Gold Coast theme park Dreamworld will expand its Corroboree Precinct to include a state-of-the-art research facility with $2.7 million in funding from the Palaszczuk Government announced today.
Assistant Tourism Industry Development Minister and Member for Gaven Meaghan Scanlon said the new facility in the theme park’s Corroboree and wildlife area would be Queensland’s first native animal genome research facility.
“The Dreamworld Future Lab will be a world-class research facility and will allow us to deploy experts to tackle some of the biggest issues facing our native wildlife – like the threat of chlamydia on the local koala population,” Ms Scanlon said.
“It will be the first of its kind in our state and will enhance the research capabilities of experts at the University of Queensland by allowing researchers and science undergraduates up-close contact with animals in the field.
“It’s important we diversify the Gold Coast’s economy and create highly-skilled jobs for the future.
“But the benefits of the research facility are twofold. Our native animals are a hit with tourists around the world, particularly Chinese visitors – today’s announcement will help to keep the Gold Coast front-of-mind for prospective tourists.”
Minister for Innovation and Tourism Industry Development Kate Jones said Dreamworld’s Future Lab would be funded through the State Government’s Advance Queensland Connecting with Asia initiative.
“The Dreamworld Future Lab will give our experts vital access to native species and will help to build on Queensland’s world-leading reputation for science and technology,” she said.

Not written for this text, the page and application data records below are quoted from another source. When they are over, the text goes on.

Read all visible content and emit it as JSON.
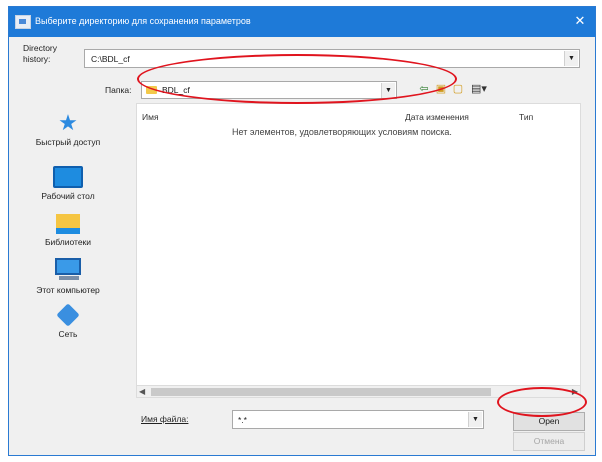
{
  "window": {
    "title": "Выберите директорию для сохранения параметров",
    "close_glyph": "✕"
  },
  "history": {
    "label_line1": "Directory",
    "label_line2": "history:",
    "value": "C:\\BDL_cf"
  },
  "folder": {
    "label": "Папка:",
    "value": "BDL_cf"
  },
  "toolbar": {
    "back_icon": "back-arrow-icon",
    "up_icon": "up-folder-icon",
    "new_folder_icon": "new-folder-icon",
    "view_icon": "view-menu-icon"
  },
  "places": [
    {
      "label": "Быстрый доступ",
      "icon": "star-icon"
    },
    {
      "label": "Рабочий стол",
      "icon": "desktop-icon"
    },
    {
      "label": "Библиотеки",
      "icon": "libraries-icon"
    },
    {
      "label": "Этот компьютер",
      "icon": "computer-icon"
    },
    {
      "label": "Сеть",
      "icon": "network-icon"
    }
  ],
  "file_list": {
    "columns": [
      "Имя",
      "Дата изменения",
      "Тип"
    ],
    "empty_message": "Нет элементов, удовлетворяющих условиям поиска."
  },
  "file_name": {
    "label": "Имя файла:",
    "value": "*.*"
  },
  "buttons": {
    "open": "Open",
    "cancel": "Отмена"
  },
  "annotation_color": "#e0141e"
}
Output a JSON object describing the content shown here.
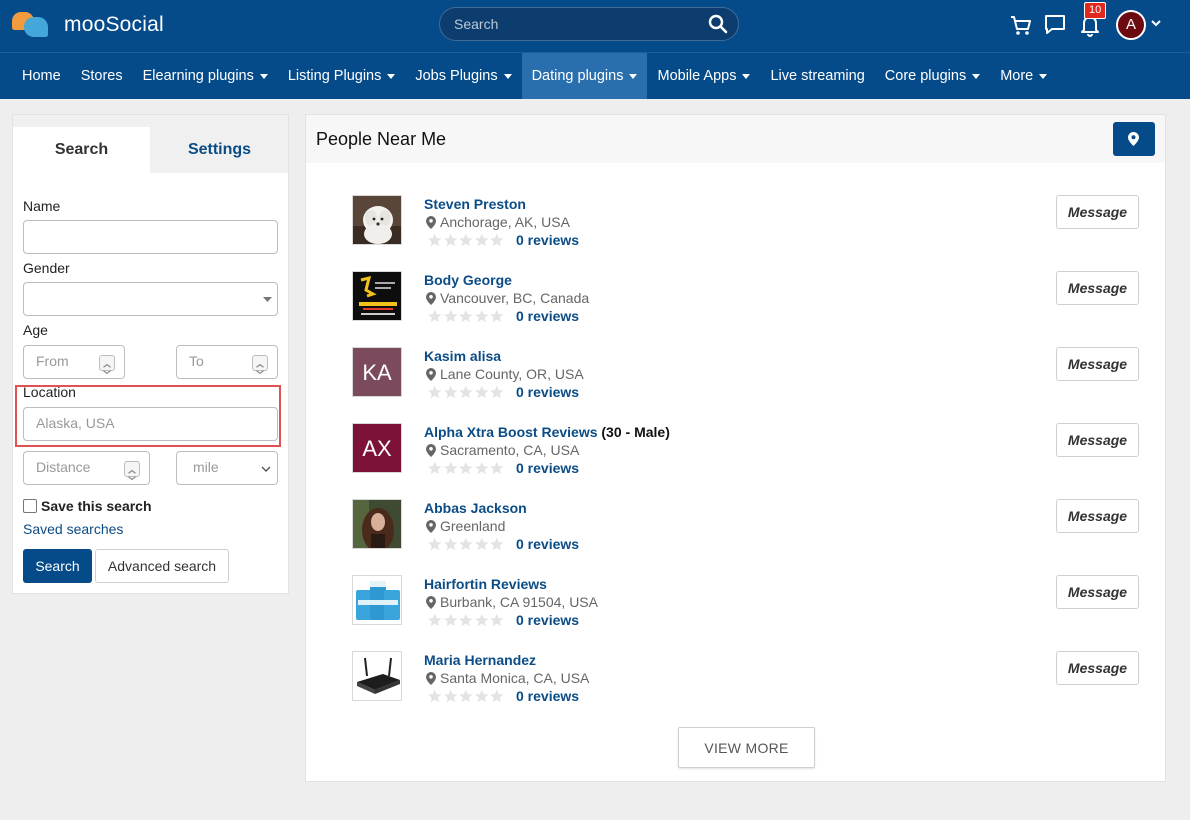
{
  "header": {
    "logo_text": "mooSocial",
    "search_placeholder": "Search",
    "notification_count": "10",
    "avatar_initial": "A"
  },
  "nav": {
    "items": [
      {
        "label": "Home",
        "dropdown": false
      },
      {
        "label": "Stores",
        "dropdown": false
      },
      {
        "label": "Elearning plugins",
        "dropdown": true
      },
      {
        "label": "Listing Plugins",
        "dropdown": true
      },
      {
        "label": "Jobs Plugins",
        "dropdown": true
      },
      {
        "label": "Dating plugins",
        "dropdown": true,
        "active": true
      },
      {
        "label": "Mobile Apps",
        "dropdown": true
      },
      {
        "label": "Live streaming",
        "dropdown": false
      },
      {
        "label": "Core plugins",
        "dropdown": true
      },
      {
        "label": "More",
        "dropdown": true
      }
    ]
  },
  "sidebar": {
    "tabs": [
      "Search",
      "Settings"
    ],
    "name_label": "Name",
    "gender_label": "Gender",
    "age_label": "Age",
    "age_from_placeholder": "From",
    "age_to_placeholder": "To",
    "location_label": "Location",
    "location_placeholder": "Alaska, USA",
    "distance_placeholder": "Distance",
    "unit_value": "mile",
    "save_search_label": "Save this search",
    "saved_searches_link": "Saved searches",
    "search_button": "Search",
    "advanced_button": "Advanced search"
  },
  "main": {
    "title": "People Near Me",
    "message_label": "Message",
    "view_more": "VIEW MORE",
    "people": [
      {
        "name": "Steven Preston",
        "extra": "",
        "location": "Anchorage, AK, USA",
        "reviews": "0 reviews",
        "rating": 0,
        "avatar": "photo-dog"
      },
      {
        "name": "Body George",
        "extra": "",
        "location": "Vancouver, BC, Canada",
        "reviews": "0 reviews",
        "rating": 0,
        "avatar": "photo-logo"
      },
      {
        "name": "Kasim alisa",
        "extra": "",
        "location": "Lane County, OR, USA",
        "reviews": "0 reviews",
        "rating": 0,
        "avatar": "initials",
        "initials": "KA",
        "color": "#7b4a5c"
      },
      {
        "name": "Alpha Xtra Boost Reviews",
        "extra": "(30 - Male)",
        "location": "Sacramento, CA, USA",
        "reviews": "0 reviews",
        "rating": 0,
        "avatar": "initials",
        "initials": "AX",
        "color": "#7d1238"
      },
      {
        "name": "Abbas Jackson",
        "extra": "",
        "location": "Greenland",
        "reviews": "0 reviews",
        "rating": 0,
        "avatar": "photo-woman"
      },
      {
        "name": "Hairfortin Reviews",
        "extra": "",
        "location": "Burbank, CA 91504, USA",
        "reviews": "0 reviews",
        "rating": 0,
        "avatar": "photo-bottles"
      },
      {
        "name": "Maria Hernandez",
        "extra": "",
        "location": "Santa Monica, CA, USA",
        "reviews": "0 reviews",
        "rating": 0,
        "avatar": "photo-router"
      }
    ]
  },
  "colors": {
    "brand": "#054b8a",
    "active_nav": "#2a6fad",
    "link": "#0b4c86",
    "highlight": "#e05252"
  }
}
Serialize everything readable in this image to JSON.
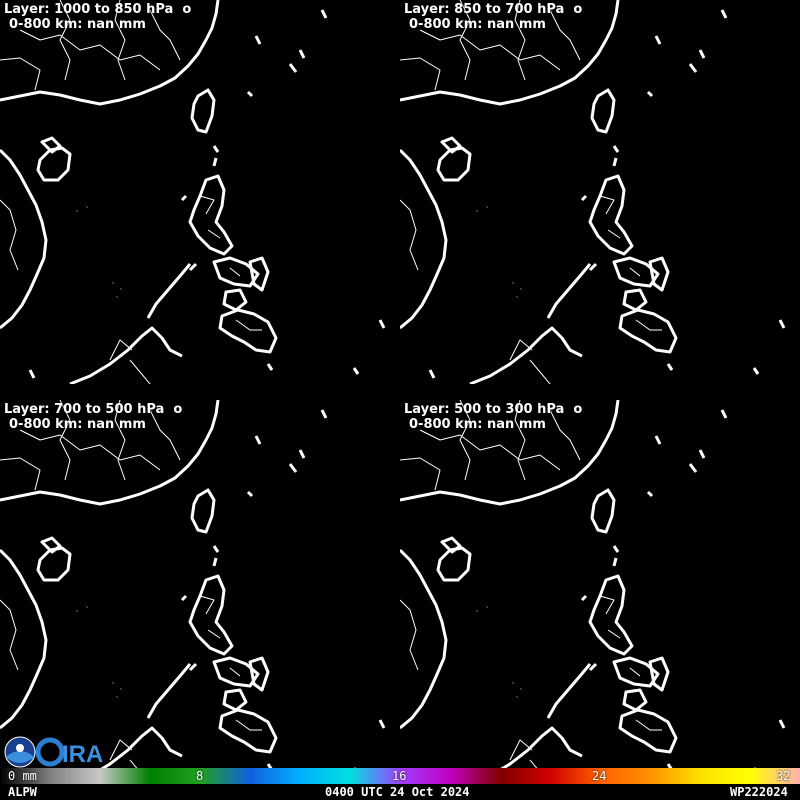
{
  "panels": [
    {
      "layer": "Layer: 1000 to 850 hPa  o",
      "stats": "0-800 km: nan mm"
    },
    {
      "layer": "Layer: 850 to 700 hPa  o",
      "stats": "0-800 km: nan mm"
    },
    {
      "layer": "Layer: 700 to 500 hPa  o",
      "stats": "0-800 km: nan mm"
    },
    {
      "layer": "Layer: 500 to 300 hPa  o",
      "stats": "0-800 km: nan mm"
    }
  ],
  "colorbar": {
    "ticks": [
      "0 mm",
      "8",
      "16",
      "24",
      "32"
    ],
    "colors": [
      "#000000",
      "#808080",
      "#c8c8c8",
      "#008000",
      "#20a020",
      "#1060e0",
      "#00b0ff",
      "#00e0e0",
      "#a040ff",
      "#c000c0",
      "#800000",
      "#d00000",
      "#ff6000",
      "#ff9000",
      "#ffe000",
      "#ffff00",
      "#ffb0b0"
    ]
  },
  "footer": {
    "product": "ALPW",
    "time": "0400 UTC 24 Oct 2024",
    "storm": "WP222024"
  },
  "logos": {
    "noaa": "NOAA",
    "cira": "CIRA"
  }
}
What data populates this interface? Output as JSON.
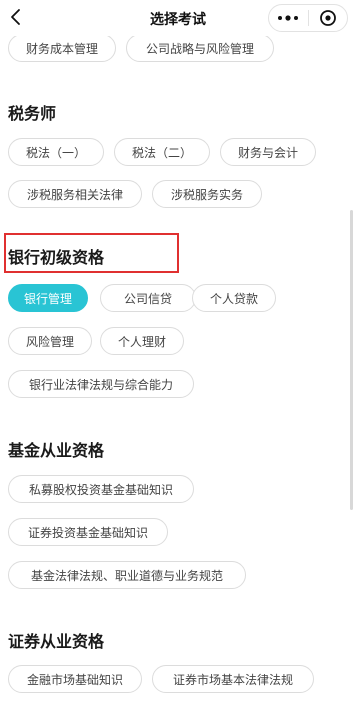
{
  "header": {
    "title": "选择考试",
    "back_icon": "chevron-left-icon",
    "more_icon": "more-dots-icon",
    "close_icon": "target-circle-icon"
  },
  "colors": {
    "selected": "#29c4d4",
    "highlight": "#e03030"
  },
  "top_partial": {
    "pills": [
      "财务成本管理",
      "公司战略与风险管理"
    ]
  },
  "sections": [
    {
      "title": "税务师",
      "pills": [
        "税法（一）",
        "税法（二）",
        "财务与会计",
        "涉税服务相关法律",
        "涉税服务实务"
      ]
    },
    {
      "title": "银行初级资格",
      "pills": [
        "银行管理",
        "公司信贷",
        "个人贷款",
        "风险管理",
        "个人理财",
        "银行业法律法规与综合能力"
      ],
      "selected": "银行管理"
    },
    {
      "title": "基金从业资格",
      "pills": [
        "私募股权投资基金基础知识",
        "证券投资基金基础知识",
        "基金法律法规、职业道德与业务规范"
      ]
    },
    {
      "title": "证券从业资格",
      "pills": [
        "金融市场基础知识",
        "证券市场基本法律法规"
      ]
    }
  ]
}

“With the Health and Knowledge Precinct just down the road, we’re investing in new research facilities on the Gold Coast like the Future Lab to create jobs for locals.
“That’s what our Advance Queensland initiative is all about – diversifying our economy to create the jobs of the future.
“We expect the Future Lab to start construction in mid-2019 and it will provide great opportunities for school groups and visitors to experience first-hand the impact of scientific research and importance of animal conservation.”
Environment Minister Leeanne Enoch said today’s announcement was a win for conservationists around Queensland.
“It’s vital that we find new ways to protect our native wildlife for future generations,” she said.
“This will help to further the great work of our researchers and will also help to promote conservation among the wider public.
“It also builds on the work the Palaszczuk Government is already undertaking to protect our koalas, including the development of a koala conservation strategy for Queensland.”
Dreamworld’s General Manager Life Sciences, Al Mucci said the design and development of the research facility would start in mid-2019.
“On completion, the Dreamworld Future Lab will be the only operational scientific laboratory in Queensland that will have the capability to create a STEM tourism experience based on the conservation of koalas and other wildlife,” Mr Mucci said.
“We believe this will be the first of its kind in the world where guests will experience researchers working on current wildlife conservation projects.”